The report also underscores the importance of addressing the state’s opioid epidemic, which killed more than 2,000 residents last year and became the top priority for former Gov. Chris Christie, a Republican. It calls for more education on the dangers of prescription drugs, expanding needle-exchange programs, investing in proven treatment programs, and organizing bulk purchases of overdose reversal agents like Narcan.
In addition, the report’s authors stress the need to better integrate mental health and addiction care — many patients are impacted by multiple diagnoses — and also coordinate these treatments with physical medical services. “New Jersey’s regulatory systems unnecessarily frustrate the implementation of integrated clinical care, leading to shortage of appropriate care for those in crisis, and for those whom crisis could be avoided,” it states.
The recommendations would build on efforts by Christie to improve services by reshuffling state oversight, calling for state officials to meet with advocates within the first 100 days. Within six months, they should clear a backlog of applications from providers seeking to integrate care programs, establish a working group to discuss reimbursement rates, and initiate efforts to create an up-to-date directory of treatment services.
Much of the report addresses strategies to expand enrollment in the state’s Medicaid program, which now insures some 1.8 million people, including nearly 500,000 who joined as a result of the ACA expansion. In his first week in office, Murphy signed an executive order calling on state agencies to study how they can promote and publicize access to these subsidized programs.
It also recommends the use of best-practice methods, especially to improve maternal care — an area in which New Jersey has fallen behind other states, in a country that significantly lags other western nations. The racial disparity in maternal death rates is among the worst in the nation, the report notes.
Medicaid pays for 42 percent of the births in the state and low-cost changes, like expanding prenatal care and codifying clinical practices, can go a long way toward improving outcomes, the authors stress.
Other efficiencies can come from better documenting and coordinating end-of-life care — Medicaid also funds 65 percent of nursing home care, which isn’t covered by Medicare, and advanced planning can significantly reduce costs at this stage.

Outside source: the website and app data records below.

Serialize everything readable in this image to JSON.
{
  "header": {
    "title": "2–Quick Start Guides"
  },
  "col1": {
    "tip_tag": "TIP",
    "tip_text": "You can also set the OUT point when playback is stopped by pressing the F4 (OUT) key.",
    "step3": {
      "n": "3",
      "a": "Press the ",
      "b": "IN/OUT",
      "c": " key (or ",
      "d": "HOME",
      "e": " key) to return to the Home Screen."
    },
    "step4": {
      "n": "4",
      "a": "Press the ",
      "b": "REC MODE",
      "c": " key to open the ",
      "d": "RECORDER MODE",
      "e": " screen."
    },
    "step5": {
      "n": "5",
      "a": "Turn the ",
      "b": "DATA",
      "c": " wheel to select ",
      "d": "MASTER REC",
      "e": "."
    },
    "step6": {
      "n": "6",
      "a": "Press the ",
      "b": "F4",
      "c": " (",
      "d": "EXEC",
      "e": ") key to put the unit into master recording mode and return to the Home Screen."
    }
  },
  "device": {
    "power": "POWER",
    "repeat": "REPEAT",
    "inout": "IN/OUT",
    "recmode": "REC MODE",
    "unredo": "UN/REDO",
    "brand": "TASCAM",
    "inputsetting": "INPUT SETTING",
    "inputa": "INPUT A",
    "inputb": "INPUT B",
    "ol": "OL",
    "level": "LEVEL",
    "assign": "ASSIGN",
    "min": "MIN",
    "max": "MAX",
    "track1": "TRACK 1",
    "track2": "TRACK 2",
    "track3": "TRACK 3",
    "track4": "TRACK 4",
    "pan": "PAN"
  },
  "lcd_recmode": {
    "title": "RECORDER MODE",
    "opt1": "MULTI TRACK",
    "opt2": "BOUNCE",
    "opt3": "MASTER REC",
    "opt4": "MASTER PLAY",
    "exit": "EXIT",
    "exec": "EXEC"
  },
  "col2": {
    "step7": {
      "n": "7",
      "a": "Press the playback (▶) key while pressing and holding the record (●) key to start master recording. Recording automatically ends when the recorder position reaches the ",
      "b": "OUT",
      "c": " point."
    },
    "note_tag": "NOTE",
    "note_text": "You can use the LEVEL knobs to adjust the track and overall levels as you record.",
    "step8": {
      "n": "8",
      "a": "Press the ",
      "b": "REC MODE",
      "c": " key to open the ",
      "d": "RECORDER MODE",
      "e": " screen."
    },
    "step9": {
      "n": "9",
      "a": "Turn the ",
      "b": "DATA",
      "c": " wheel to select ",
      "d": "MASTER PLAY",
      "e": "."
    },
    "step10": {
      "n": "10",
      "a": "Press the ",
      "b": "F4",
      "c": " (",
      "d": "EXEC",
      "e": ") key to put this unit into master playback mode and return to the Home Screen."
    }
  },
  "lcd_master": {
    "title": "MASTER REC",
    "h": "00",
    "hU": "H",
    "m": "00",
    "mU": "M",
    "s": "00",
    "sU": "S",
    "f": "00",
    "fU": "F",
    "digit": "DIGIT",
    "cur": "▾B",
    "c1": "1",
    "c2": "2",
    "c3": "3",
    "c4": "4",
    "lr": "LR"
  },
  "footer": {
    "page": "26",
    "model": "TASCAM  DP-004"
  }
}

The transition team urged Murphy to build on the state’s existing efforts to institute a comprehensive program to track residents’ wishes for final treatments.
The report also calls for the state to review its Medicaid managed-care contracts, which cost the state billions each year, improve provider oversight, and consolidate all pharmaceutical purchases within one office; the state now spends $2 billion annually, after rebates, on drugs for Medicaid patients and government workers.